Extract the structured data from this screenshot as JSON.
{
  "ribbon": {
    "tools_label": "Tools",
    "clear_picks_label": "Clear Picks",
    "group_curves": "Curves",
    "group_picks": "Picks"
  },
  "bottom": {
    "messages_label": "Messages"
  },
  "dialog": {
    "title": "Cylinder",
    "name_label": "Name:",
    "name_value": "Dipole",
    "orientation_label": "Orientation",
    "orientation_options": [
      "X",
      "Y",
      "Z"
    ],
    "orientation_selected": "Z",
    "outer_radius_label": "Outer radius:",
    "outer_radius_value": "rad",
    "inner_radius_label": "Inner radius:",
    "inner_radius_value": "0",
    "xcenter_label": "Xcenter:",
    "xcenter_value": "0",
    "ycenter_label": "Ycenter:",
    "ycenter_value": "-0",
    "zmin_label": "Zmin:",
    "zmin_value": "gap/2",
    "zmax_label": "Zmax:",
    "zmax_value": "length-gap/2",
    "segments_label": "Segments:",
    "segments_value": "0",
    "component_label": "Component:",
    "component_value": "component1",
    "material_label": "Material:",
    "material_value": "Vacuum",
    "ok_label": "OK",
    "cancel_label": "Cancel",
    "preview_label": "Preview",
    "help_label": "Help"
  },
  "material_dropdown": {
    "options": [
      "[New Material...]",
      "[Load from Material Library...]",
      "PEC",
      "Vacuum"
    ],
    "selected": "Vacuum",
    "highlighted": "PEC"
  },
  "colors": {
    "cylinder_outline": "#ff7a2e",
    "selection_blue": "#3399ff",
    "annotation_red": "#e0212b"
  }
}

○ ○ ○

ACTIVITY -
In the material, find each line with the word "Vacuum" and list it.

TASK OUTPUT -
    "material_value": "Vacuum",
      "Vacuum"
    "selected": "Vacuum",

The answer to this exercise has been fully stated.